Nature Walk Ideas
Tree hunt around the block, use a guide or an app like LeafSnap or PictureThis to identify them.
Tally the number of each type of tree you find.
Make tree bark rubbings with paper and a crayon.
Go bird spotting: use a guide or app like iNaturalist to identify them. Bring binoculars or make play ones with toilet paper rolls.
Tally the types of birds you find.
Try to find a nest.
Make up a story about one of the birds you see. Read a story about a bird when you get home (The Nest That Wren Built is our latest from the library).
Go on a sound hunt—try to identify at least 5 sounds you hear on your walk.
Go on a smell hunt—sniff various plants and find your favorite. Follow your nose to find what smells good/bad.
Throw rocks in water. Honestly, this is about 95% of what we do outdoors. Toddler addiction right there.
Look for signs of the season. It’s October, so head out and find leaves changing color, acorns falling, birds migrating, etc.
Take dolls or animals for a walk. Bring a favorite lovey along. If it’s an animal, all the better, find a habitat that he/she might like.
Make Play-Doh imprints. Bring along a jar of Play-Doh and press it against a tree, compare the imprint to the next tree or item you find.
Go on a rock hunt: find rocks to paint. After they’re painted, return them or hide them around your block.
Color scavenger hunt: draw a box in each color of the rainbow on a brown paper bag (add black, brown, and white too). Find items in each color and collect them in the bag. Check off each box as you go.
Look for signs of animals: find tracks or scat on a trail. Look for signs of natural animal paths.
Suburbs style house hunt: find the most colorful house on the block, the biggest, the smallest, the most decorated, etc.
Go on a bug hunt—look under rocks and logs to find bugs.

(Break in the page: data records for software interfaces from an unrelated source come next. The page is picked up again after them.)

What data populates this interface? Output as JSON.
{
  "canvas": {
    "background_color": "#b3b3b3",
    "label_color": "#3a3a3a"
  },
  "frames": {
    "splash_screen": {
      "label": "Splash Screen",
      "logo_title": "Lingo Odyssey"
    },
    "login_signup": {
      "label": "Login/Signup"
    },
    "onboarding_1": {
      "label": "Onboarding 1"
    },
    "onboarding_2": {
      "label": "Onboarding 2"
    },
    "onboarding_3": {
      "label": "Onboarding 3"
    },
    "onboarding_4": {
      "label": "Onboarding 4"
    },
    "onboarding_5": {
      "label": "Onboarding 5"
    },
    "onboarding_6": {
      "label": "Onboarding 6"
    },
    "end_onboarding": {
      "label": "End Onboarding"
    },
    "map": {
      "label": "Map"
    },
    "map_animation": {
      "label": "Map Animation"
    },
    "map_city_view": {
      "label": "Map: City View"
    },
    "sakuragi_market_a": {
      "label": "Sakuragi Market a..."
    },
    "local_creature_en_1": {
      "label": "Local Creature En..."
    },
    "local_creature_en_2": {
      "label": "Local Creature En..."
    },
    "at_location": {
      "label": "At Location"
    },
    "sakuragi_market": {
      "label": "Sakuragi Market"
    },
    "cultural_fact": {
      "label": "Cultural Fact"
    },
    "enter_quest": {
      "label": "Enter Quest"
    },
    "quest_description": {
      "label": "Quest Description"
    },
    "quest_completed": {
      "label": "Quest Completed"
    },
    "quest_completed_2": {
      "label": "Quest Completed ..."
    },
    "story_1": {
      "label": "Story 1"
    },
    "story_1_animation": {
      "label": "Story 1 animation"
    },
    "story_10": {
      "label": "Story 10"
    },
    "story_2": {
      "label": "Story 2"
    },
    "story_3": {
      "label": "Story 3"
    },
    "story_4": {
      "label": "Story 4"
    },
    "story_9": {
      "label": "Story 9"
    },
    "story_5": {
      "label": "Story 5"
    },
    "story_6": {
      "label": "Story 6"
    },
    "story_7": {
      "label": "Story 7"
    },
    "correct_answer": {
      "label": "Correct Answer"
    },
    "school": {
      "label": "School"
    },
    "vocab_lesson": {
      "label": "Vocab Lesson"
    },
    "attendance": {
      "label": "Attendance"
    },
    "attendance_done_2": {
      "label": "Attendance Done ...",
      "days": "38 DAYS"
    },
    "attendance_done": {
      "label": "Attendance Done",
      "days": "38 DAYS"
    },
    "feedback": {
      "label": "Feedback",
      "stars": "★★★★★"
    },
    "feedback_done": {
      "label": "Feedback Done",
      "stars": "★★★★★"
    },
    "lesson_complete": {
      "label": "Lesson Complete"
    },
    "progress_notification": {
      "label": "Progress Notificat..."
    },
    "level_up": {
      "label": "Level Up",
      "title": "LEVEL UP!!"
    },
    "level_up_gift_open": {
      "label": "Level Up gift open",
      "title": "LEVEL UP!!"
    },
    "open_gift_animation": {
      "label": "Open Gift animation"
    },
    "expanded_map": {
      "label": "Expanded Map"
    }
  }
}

Find a natural obstacle course on a hiking trail. A fallen lock or series of large rocks are great for this. Try balancing, hopping, crawling, etc.
Gathering hike: gather natural items like sticks, leaves, rocks, flowers, etc. for crafts at home.
Nature Craft Ideas
Make a sun-catcher using flat/pressed natural items on sticky contact paper.
Use natural paintbrushes like dandelions, twigs, leaves, etc. to paint a picture.
Make a nature mobile: hang leaves, flowers and acorns from a stick using yarn.
Leave people: draw funny faces on leaves, googly eyes optional.
Make leaf rubbings using a crayon. Compare different types of leaves.
Draw a tree on paper and “leaf” it with found items (pieces of grass, leaves, flowers, etc.)
Make a sticky nature bracelet using contact paper or duct tape and gather things on it.
Make a paper crown and decorate it with found items.
Make fairies using sticks for bodies and leaves for wings. Paint rock houses for them.
Make a leaf necklace by “sewing” leaves onto pipe cleaners (just stick them right on).
Press flowers and use them to decorate greeting cards or bookmarks.
Which idea is your favorite? What was the last thing you did in nature? I’d love more ideas!